If a line below contains "Centered", count it. Report the final total and nothing more.

##### Source material

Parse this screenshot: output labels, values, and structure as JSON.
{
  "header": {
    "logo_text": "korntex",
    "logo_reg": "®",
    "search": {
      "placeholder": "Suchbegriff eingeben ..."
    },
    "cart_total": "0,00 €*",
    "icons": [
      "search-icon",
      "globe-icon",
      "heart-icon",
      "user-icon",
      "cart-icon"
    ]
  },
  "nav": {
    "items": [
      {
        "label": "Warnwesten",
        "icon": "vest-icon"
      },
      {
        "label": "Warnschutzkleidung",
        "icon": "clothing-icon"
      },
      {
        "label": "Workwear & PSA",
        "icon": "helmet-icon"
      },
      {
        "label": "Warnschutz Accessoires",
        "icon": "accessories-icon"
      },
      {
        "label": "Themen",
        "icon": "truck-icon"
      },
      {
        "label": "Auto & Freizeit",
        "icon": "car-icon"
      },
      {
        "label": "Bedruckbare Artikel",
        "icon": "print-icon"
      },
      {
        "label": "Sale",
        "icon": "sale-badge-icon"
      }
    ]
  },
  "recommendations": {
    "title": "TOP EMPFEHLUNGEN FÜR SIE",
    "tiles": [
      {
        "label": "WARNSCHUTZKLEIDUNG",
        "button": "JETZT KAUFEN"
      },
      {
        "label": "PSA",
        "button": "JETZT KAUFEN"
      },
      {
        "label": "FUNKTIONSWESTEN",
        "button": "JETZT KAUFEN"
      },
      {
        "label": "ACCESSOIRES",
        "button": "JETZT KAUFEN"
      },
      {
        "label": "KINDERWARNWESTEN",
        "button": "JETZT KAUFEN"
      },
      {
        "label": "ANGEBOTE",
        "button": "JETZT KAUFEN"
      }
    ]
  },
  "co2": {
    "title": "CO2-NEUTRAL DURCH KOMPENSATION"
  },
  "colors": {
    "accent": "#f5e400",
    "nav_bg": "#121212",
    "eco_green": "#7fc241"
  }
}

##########
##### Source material

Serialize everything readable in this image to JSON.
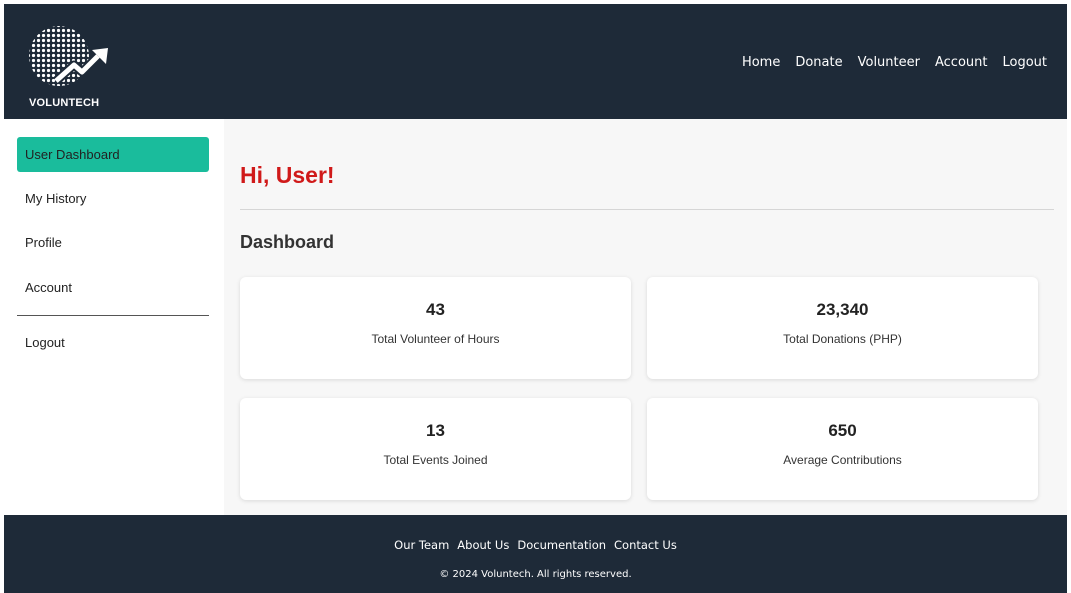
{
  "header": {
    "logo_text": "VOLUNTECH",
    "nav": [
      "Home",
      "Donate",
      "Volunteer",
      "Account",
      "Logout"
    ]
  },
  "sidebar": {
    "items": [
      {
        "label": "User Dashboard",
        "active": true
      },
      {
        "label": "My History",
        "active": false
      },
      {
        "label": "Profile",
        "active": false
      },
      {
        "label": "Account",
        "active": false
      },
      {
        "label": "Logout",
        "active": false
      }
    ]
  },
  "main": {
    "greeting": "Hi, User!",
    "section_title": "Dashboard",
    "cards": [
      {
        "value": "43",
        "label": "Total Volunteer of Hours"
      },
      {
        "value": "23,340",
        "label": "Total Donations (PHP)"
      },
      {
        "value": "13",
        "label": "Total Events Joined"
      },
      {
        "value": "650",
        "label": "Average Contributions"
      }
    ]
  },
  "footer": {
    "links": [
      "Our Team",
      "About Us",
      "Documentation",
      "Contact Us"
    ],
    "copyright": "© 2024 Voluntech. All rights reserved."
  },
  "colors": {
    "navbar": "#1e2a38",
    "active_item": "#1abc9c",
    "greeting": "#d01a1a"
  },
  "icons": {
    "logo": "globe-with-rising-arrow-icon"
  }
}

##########
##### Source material

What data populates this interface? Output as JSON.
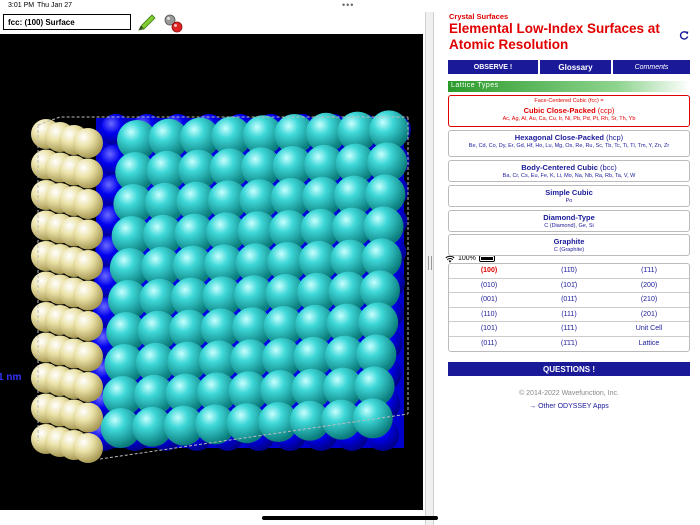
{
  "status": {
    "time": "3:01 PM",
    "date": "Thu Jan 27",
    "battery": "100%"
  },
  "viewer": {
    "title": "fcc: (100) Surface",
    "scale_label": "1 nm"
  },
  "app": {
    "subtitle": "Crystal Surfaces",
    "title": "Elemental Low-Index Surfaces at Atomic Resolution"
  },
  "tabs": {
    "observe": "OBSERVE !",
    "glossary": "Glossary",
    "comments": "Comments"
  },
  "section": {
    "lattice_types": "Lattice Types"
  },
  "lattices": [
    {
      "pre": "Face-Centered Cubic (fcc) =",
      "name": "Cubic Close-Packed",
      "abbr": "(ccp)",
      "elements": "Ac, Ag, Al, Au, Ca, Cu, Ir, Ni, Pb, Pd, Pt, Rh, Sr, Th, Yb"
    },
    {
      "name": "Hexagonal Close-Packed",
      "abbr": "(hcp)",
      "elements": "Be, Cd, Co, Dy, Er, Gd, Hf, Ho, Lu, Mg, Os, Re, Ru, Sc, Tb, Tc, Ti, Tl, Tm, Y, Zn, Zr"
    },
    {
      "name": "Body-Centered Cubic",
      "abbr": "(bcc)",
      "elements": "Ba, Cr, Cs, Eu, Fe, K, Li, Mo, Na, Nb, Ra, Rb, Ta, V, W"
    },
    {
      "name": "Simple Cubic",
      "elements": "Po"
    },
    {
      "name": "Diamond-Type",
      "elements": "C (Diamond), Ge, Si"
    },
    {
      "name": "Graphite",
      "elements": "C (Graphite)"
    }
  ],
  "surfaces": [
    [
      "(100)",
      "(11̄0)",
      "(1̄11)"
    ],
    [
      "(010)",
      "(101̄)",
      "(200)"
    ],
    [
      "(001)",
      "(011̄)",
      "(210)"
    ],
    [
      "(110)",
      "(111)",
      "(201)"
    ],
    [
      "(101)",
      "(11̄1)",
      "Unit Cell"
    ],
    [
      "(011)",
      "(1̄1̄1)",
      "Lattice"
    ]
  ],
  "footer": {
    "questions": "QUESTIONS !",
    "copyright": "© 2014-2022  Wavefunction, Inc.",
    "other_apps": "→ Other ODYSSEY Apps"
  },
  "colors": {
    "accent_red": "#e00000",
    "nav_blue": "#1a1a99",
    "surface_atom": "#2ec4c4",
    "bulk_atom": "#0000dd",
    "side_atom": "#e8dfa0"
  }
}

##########

- [Solution to this problem] 2